Rapid hepatic metabolism blunts the endocrine action of portally infused GLP-1 in male rats.
Glucagon-like peptide-1 (GLP-1) is an enteral peptide that contributes to the incretin effect. GLP-1 action is typically described as endocrine, but this mechanism has been questioned because rapid inactivation in the circulation by dipeptidylpeptidase 4 (DPP4) results in a short half-life, limiting the amount of the hormone that can reach the pancreatic islet. An alternative mechanism for GLP-1 to regulate insulin secretion through neuroendocrine signaling originating from sensors in the portal vein has been proposed. We hypothesized that portal infusion of GLP-1 would cause greater glucose-stimulated insulin secretion than equimolar administration into the jugular vein. To test this, hyperglycemic clamps with superimposed graded infusions of GLP-1 into the jugular or portal veins of male rats were performed. These experiments were repeated with pharmacologic DPP4 inhibition to determine the effect of GLP-1 metabolism in the jugular and portal venous beds. Contrary to our hypothesis, we found a higher insulinotropic effect with jugular compared with portal GLP-1, which was associated with higher plasma concentrations of intact GLP-1. The greater insulinotropic effect of jugular venous GLP-1 persisted even with pharmacological DPP4 inhibition. These findings do not support an important role of portal vein GLP-1 signaling for the incretin effect but highlight the hepatoportal bed as a major site of GLP-1 degradation that persists even with pharmacological inhibition. Together, these results support rapid inactivation of enterally released GLP-1 in the liver as limiting endocrine actions on the β-cell and raise questions about the conventional endocrine model of pharmacologic effects of DPP4 inhibitors.

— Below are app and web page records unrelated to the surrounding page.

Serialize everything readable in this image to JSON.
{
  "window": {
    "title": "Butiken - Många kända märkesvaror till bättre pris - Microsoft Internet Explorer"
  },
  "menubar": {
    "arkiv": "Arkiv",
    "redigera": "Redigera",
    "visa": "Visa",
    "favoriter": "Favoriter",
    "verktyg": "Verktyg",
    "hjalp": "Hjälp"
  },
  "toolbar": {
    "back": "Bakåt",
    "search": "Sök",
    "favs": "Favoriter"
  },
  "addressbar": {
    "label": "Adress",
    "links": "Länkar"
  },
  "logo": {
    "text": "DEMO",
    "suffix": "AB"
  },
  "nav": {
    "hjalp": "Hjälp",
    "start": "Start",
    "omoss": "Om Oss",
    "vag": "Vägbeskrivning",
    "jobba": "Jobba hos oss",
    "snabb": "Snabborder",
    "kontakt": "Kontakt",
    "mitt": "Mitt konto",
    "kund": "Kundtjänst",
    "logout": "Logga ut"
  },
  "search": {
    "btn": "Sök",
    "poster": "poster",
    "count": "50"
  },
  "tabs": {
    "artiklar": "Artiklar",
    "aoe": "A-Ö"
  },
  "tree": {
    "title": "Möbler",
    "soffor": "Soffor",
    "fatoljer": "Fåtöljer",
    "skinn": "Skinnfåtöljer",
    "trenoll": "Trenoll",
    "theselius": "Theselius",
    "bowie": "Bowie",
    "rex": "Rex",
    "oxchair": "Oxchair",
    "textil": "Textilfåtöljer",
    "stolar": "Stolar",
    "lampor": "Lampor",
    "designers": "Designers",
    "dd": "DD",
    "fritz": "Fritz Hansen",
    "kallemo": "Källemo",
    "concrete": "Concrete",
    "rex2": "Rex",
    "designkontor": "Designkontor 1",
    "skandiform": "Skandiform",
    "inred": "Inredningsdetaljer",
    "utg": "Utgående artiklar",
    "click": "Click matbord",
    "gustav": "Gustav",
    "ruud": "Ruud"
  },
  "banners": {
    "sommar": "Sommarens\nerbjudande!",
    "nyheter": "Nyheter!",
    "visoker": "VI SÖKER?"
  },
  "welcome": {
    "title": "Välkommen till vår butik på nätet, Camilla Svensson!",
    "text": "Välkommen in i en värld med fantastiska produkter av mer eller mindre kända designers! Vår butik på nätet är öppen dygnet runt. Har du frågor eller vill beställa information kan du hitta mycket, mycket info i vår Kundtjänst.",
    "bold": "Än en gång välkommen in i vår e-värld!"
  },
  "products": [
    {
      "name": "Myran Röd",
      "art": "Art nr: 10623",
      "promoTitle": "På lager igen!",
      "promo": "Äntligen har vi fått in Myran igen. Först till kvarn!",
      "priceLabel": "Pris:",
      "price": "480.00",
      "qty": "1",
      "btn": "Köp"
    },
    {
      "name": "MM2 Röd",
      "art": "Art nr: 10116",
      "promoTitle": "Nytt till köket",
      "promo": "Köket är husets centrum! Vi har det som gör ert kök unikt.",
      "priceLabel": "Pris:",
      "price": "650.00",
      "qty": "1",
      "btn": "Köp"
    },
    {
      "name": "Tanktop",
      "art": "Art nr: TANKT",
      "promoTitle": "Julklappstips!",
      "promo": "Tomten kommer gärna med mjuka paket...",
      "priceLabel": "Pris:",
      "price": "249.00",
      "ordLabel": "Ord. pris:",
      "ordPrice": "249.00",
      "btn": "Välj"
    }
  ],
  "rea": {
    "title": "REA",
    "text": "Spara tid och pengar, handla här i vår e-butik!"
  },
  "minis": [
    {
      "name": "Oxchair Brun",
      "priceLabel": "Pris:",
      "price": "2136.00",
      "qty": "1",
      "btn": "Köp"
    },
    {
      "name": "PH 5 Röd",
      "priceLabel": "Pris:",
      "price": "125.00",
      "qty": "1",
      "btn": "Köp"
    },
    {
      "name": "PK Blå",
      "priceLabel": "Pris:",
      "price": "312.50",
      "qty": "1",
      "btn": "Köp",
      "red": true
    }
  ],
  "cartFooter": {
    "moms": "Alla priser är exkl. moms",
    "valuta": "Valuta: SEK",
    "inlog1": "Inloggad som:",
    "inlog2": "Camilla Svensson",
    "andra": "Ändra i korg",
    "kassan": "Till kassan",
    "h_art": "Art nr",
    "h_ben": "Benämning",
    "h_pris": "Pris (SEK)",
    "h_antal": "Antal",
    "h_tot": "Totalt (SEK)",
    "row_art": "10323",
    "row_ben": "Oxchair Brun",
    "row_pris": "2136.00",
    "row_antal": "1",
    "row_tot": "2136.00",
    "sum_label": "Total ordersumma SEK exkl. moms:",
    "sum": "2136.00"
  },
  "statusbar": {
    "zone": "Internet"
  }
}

Aulinger, BA; Perabo, M; Seeley, RJ; Parhofer, KG; D'Alessio, DA
Volume / Issue
Start / End Page
Pubmed Central ID
Electronic International Standard Serial Number (EISSN)
Digital Object Identifier (DOI)